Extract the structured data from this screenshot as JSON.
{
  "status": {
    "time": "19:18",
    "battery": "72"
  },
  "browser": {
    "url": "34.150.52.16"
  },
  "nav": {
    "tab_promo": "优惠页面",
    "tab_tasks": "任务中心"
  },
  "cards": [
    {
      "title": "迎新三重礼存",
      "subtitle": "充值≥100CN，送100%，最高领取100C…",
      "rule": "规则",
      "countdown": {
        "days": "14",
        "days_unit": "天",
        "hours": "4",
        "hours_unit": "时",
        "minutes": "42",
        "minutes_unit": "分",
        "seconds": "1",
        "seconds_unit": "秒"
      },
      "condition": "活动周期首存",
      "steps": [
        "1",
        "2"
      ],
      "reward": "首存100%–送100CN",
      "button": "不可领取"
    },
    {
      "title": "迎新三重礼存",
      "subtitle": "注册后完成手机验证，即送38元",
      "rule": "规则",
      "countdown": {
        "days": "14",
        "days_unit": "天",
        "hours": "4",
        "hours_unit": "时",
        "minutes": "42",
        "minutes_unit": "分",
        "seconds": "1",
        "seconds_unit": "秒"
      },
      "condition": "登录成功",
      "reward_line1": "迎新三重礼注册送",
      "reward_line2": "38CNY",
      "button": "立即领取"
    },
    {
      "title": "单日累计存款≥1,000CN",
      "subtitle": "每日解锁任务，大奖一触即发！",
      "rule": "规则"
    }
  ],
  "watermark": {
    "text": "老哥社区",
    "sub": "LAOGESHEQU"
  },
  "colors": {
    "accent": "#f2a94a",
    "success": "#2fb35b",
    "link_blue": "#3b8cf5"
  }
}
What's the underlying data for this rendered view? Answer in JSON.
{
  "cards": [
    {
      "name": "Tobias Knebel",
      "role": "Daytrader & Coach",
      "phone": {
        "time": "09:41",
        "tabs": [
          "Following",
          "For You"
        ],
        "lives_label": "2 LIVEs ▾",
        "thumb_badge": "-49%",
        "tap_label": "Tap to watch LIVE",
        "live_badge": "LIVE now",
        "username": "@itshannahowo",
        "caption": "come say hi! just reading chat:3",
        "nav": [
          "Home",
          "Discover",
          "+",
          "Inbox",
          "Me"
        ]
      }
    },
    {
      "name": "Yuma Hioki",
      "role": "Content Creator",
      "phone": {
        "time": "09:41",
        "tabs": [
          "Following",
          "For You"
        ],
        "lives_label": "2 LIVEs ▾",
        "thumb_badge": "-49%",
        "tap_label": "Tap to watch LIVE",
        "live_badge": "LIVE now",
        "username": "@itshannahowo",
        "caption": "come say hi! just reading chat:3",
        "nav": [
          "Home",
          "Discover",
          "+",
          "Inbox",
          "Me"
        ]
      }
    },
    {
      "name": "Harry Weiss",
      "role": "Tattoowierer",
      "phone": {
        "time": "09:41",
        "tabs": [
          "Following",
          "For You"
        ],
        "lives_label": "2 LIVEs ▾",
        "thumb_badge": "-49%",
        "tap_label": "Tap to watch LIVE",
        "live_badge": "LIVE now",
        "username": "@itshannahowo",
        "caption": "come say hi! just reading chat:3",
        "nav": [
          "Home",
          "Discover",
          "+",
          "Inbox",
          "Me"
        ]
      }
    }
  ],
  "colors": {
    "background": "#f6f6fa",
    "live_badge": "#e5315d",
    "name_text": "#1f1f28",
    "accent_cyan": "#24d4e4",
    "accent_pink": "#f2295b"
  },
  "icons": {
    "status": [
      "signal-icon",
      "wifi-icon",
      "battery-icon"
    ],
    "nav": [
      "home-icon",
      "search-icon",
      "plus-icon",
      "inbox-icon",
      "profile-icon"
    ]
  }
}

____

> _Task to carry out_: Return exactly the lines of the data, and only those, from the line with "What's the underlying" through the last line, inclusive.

> _Result of this exercise_:
What's the underlying data for this rendered view? Answer in JSON.
{
  "cards": [
    {
      "name": "Tobias Knebel",
      "role": "Daytrader & Coach",
      "phone": {
        "time": "09:41",
        "tabs": [
          "Following",
          "For You"
        ],
        "lives_label": "2 LIVEs ▾",
        "thumb_badge": "-49%",
        "tap_label": "Tap to watch LIVE",
        "live_badge": "LIVE now",
        "username": "@itshannahowo",
        "caption": "come say hi! just reading chat:3",
        "nav": [
          "Home",
          "Discover",
          "+",
          "Inbox",
          "Me"
        ]
      }
    },
    {
      "name": "Yuma Hioki",
      "role": "Content Creator",
      "phone": {
        "time": "09:41",
        "tabs": [
          "Following",
          "For You"
        ],
        "lives_label": "2 LIVEs ▾",
        "thumb_badge": "-49%",
        "tap_label": "Tap to watch LIVE",
        "live_badge": "LIVE now",
        "username": "@itshannahowo",
        "caption": "come say hi! just reading chat:3",
        "nav": [
          "Home",
          "Discover",
          "+",
          "Inbox",
          "Me"
        ]
      }
    },
    {
      "name": "Harry Weiss",
      "role": "Tattoowierer",
      "phone": {
        "time": "09:41",
        "tabs": [
          "Following",
          "For You"
        ],
        "lives_label": "2 LIVEs ▾",
        "thumb_badge": "-49%",
        "tap_label": "Tap to watch LIVE",
        "live_badge": "LIVE now",
        "username": "@itshannahowo",
        "caption": "come say hi! just reading chat:3",
        "nav": [
          "Home",
          "Discover",
          "+",
          "Inbox",
          "Me"
        ]
      }
    }
  ],
  "colors": {
    "background": "#f6f6fa",
    "live_badge": "#e5315d",
    "name_text": "#1f1f28",
    "accent_cyan": "#24d4e4",
    "accent_pink": "#f2295b"
  },
  "icons": {
    "status": [
      "signal-icon",
      "wifi-icon",
      "battery-icon"
    ],
    "nav": [
      "home-icon",
      "search-icon",
      "plus-icon",
      "inbox-icon",
      "profile-icon"
    ]
  }
}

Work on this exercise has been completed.